Again, the book is a triumph of family writing – it vividly renders the speech of these Smiths – that brilliant moment when Dad sees the Jehovas coming down the drive: ‘Fuck, he says, go and tell them we’re Catholics’; it captures the gestures, the faces – there’s a wonderful line which goes ‘they’ve got these high cheekbones, you know, that sort of scrawny look in the lower face’, and through all this the book gives us the world-views of the damaged dead – men who returned from the War and hid revolvers they never handed back in their bedrooms - and it delicately places into that lost time a girl who moves on its margins, sometimes in awe, sometimes in need, sometimes in fear. After all, the girl sees, in one poem, that she has a grandmother who wants to eat her body and drink her blood – as another voice comments – ‘Scared? ‘Scared wasn’t an option.’ I love the balance between comedy and menace. ‘Don’t cheat’ instructs another poem. ‘Shake people’s hands, the lying bastards.’ ‘Bastard’ is a recurring word – the fury at a world that’s not quite delivered. Horses are bastards when they don’t behave.
The material is often about the intensely physical world of work, working with horses, on the farm, on the track, but there’s also a powerful element of whimsy and risky exciting acts of impersonation and identification – the poet not just of horses but as a horse too, as Marty climbs so far inside her subject she finds herself peering out – at, well, us. So a collection that at first blush looks chatty and anecdotal  - yarny and friendly – grows a bit stranger, more abstract, a matter of hauntings and dreams as much as mud and effort. And that’s where I think the artworks peppered through the book fit in. 

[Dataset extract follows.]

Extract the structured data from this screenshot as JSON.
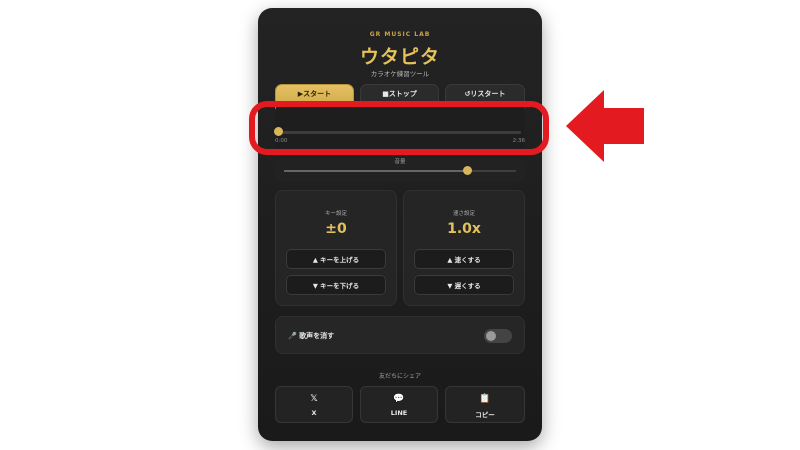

I promised no horsey stuff but I would like to accuse Marty of doping – in her use of Brendan O’Brien’s meticulous and eerie collages she’s obviously gained an unfair advantage over all other poetry books. To be honest, I don’t know about poems with pictures. What’s the poet trying to paper over? But this move makes sense – the collaborative intent is so delicate and the double-page spreads, so lushly detailed and elusive, enlarge the reading experience, are themselves pauses in a book that seems to say so much while poignantly retreating in the face of the mystery of human behaviour.
I started this with mention of teachers and teaching and Marty generously acknowledges many such figures in her writing life so let me end with a line from one of my teachers, the American writer Stanley Elkin who begins his essay about his father with this: ‘All children’s parents are too complicated for them. Love, like an obstacle, gets in the way. We know them too early. Then they die.’ I said before that Marty had to do all that reconciling of elements before these images of family could stick, but the ‘obstacle of love’ is the most persistent one and that bastard is here too on these beautiful pages."
– Damien Wilkins